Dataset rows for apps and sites
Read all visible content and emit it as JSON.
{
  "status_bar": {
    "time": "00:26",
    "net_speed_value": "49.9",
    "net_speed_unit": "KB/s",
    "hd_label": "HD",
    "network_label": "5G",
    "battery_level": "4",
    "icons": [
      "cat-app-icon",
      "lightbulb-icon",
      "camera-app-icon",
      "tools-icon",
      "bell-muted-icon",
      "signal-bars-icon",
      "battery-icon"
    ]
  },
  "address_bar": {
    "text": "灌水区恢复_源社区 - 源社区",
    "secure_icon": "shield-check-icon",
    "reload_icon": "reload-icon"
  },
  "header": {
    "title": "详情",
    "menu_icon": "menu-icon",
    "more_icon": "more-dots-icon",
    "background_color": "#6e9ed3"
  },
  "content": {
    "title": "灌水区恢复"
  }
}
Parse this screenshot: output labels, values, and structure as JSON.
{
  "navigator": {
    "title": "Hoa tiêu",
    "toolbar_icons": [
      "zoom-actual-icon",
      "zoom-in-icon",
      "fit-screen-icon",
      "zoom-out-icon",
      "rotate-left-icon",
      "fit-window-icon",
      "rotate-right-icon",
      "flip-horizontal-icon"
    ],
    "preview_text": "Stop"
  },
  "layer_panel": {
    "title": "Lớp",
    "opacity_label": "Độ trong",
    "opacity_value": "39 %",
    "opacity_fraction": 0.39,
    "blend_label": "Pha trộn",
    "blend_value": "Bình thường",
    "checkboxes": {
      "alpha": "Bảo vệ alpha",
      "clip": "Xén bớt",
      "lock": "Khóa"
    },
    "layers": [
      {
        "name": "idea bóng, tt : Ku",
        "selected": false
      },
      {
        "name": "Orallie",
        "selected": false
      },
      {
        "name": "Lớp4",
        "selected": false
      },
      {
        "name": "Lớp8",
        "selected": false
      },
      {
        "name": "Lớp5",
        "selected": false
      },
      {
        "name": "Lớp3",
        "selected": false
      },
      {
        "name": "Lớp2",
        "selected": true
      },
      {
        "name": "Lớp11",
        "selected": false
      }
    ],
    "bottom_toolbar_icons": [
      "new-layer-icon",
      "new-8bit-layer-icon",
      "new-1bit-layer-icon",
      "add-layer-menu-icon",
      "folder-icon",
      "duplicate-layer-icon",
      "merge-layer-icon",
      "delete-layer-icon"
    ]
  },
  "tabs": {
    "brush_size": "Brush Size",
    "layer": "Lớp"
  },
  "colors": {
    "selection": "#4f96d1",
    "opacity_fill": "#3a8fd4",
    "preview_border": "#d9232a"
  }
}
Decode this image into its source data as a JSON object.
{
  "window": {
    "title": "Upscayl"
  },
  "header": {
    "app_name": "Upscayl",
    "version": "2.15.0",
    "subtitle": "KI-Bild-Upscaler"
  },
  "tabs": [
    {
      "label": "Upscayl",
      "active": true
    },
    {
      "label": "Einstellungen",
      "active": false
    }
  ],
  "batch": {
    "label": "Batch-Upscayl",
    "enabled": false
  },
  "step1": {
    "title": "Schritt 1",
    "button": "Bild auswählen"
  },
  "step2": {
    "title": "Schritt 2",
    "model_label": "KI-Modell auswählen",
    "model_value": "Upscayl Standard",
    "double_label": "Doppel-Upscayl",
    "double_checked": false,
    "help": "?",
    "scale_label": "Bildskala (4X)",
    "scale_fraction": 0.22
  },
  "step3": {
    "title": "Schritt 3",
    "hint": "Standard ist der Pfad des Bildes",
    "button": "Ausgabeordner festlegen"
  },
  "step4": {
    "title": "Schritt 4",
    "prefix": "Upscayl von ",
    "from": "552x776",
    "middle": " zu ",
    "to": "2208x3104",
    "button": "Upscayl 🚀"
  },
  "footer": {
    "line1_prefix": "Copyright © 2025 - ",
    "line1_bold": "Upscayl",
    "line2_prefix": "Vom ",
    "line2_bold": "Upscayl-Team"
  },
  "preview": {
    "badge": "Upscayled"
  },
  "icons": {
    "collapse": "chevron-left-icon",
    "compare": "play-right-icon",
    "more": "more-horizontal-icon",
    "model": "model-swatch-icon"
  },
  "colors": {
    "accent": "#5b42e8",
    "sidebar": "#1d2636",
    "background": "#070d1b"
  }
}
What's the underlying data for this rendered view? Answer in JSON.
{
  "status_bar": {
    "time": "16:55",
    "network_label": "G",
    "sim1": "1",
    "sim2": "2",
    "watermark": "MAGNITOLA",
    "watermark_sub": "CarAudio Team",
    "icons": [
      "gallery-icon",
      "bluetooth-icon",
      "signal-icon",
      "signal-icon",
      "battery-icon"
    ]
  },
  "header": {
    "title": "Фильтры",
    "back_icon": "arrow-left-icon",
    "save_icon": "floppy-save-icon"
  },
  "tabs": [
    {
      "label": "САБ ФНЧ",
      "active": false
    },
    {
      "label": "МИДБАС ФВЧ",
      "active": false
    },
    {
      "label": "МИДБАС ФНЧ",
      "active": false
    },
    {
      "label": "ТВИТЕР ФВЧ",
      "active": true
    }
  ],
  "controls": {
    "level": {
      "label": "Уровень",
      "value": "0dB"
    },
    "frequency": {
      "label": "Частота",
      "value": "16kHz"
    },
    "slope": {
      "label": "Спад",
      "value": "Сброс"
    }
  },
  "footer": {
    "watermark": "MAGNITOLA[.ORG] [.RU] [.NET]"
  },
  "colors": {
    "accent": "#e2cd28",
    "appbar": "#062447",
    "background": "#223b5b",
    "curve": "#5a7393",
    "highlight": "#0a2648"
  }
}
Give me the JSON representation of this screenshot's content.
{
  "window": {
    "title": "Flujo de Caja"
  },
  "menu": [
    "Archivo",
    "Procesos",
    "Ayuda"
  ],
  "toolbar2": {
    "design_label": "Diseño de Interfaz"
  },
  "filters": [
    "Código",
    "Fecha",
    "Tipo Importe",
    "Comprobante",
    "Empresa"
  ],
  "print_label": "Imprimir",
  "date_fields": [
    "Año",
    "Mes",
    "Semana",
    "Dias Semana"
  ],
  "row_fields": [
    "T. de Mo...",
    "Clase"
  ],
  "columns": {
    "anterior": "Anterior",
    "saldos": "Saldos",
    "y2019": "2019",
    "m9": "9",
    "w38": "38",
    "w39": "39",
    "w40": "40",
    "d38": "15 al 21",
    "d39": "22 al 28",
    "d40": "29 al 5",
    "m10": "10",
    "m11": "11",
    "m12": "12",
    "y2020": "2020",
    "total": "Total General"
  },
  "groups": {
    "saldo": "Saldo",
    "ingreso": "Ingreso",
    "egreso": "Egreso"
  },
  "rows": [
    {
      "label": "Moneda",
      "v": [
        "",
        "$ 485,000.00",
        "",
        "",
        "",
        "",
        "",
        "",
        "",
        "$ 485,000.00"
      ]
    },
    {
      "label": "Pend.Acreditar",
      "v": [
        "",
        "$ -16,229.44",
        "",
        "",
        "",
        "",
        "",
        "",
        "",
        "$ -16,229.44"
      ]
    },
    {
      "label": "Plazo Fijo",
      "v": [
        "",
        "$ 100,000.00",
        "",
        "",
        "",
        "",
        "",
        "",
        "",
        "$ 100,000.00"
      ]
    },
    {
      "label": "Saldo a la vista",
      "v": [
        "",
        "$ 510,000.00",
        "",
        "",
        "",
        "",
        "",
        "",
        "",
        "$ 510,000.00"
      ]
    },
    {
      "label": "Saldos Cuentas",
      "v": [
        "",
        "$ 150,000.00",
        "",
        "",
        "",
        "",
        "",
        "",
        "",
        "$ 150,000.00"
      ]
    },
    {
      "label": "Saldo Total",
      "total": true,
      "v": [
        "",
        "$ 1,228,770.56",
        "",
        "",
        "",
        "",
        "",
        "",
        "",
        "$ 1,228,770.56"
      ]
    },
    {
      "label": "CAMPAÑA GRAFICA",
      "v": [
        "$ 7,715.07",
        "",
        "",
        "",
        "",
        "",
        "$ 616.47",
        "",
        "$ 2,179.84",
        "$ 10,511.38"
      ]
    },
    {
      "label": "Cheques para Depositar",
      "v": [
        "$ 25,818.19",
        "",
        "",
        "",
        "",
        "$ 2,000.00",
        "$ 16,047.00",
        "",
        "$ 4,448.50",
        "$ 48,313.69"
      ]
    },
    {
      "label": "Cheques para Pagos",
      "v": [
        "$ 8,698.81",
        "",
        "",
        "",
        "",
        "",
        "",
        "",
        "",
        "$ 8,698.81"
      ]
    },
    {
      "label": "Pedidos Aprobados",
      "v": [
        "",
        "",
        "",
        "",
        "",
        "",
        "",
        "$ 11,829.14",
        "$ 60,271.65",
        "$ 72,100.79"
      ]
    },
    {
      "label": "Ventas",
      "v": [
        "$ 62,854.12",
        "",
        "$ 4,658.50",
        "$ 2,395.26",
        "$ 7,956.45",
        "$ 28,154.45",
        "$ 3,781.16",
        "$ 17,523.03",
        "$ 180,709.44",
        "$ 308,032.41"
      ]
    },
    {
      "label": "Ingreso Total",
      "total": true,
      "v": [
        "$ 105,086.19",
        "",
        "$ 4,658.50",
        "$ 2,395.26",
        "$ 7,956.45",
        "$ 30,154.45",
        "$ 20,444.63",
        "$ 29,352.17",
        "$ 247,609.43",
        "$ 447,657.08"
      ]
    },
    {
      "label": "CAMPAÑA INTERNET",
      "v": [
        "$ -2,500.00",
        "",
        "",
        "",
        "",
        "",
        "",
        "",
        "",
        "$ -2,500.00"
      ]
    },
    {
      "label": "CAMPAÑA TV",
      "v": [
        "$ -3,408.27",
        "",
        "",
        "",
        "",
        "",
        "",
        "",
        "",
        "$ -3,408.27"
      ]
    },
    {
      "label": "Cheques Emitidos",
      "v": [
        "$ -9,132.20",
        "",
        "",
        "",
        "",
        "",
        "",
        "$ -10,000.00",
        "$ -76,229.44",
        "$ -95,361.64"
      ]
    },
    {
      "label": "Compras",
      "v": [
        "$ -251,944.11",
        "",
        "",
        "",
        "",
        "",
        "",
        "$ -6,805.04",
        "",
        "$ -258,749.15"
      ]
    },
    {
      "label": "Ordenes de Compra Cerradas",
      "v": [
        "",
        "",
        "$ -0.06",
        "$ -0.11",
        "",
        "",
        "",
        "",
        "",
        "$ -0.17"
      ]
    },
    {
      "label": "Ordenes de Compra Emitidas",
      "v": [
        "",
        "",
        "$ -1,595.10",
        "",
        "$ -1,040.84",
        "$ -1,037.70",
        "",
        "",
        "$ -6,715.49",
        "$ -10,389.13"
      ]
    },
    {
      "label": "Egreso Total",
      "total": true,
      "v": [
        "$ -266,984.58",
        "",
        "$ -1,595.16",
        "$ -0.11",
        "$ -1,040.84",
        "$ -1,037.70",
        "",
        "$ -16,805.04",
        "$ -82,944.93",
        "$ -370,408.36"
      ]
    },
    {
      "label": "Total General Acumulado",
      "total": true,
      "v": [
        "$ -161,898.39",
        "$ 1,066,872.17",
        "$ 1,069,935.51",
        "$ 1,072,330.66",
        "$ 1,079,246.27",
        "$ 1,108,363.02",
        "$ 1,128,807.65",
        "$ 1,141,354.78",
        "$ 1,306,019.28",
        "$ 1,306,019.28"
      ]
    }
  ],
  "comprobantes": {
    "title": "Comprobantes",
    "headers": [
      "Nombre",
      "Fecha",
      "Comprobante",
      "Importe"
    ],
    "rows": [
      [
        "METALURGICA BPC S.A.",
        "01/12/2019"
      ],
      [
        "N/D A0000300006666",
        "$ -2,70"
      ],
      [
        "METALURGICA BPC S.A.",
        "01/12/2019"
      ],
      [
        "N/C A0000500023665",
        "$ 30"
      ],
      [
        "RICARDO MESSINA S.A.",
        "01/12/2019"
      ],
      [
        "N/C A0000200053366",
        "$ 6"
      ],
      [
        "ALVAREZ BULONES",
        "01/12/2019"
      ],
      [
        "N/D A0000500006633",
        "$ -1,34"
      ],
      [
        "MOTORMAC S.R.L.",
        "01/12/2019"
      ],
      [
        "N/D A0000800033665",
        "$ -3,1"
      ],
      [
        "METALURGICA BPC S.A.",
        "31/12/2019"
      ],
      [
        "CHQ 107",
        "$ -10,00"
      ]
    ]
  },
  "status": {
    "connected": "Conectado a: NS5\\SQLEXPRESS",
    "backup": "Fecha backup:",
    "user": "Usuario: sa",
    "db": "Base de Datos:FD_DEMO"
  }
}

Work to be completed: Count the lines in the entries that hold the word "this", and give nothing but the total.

Solution to the problem: 4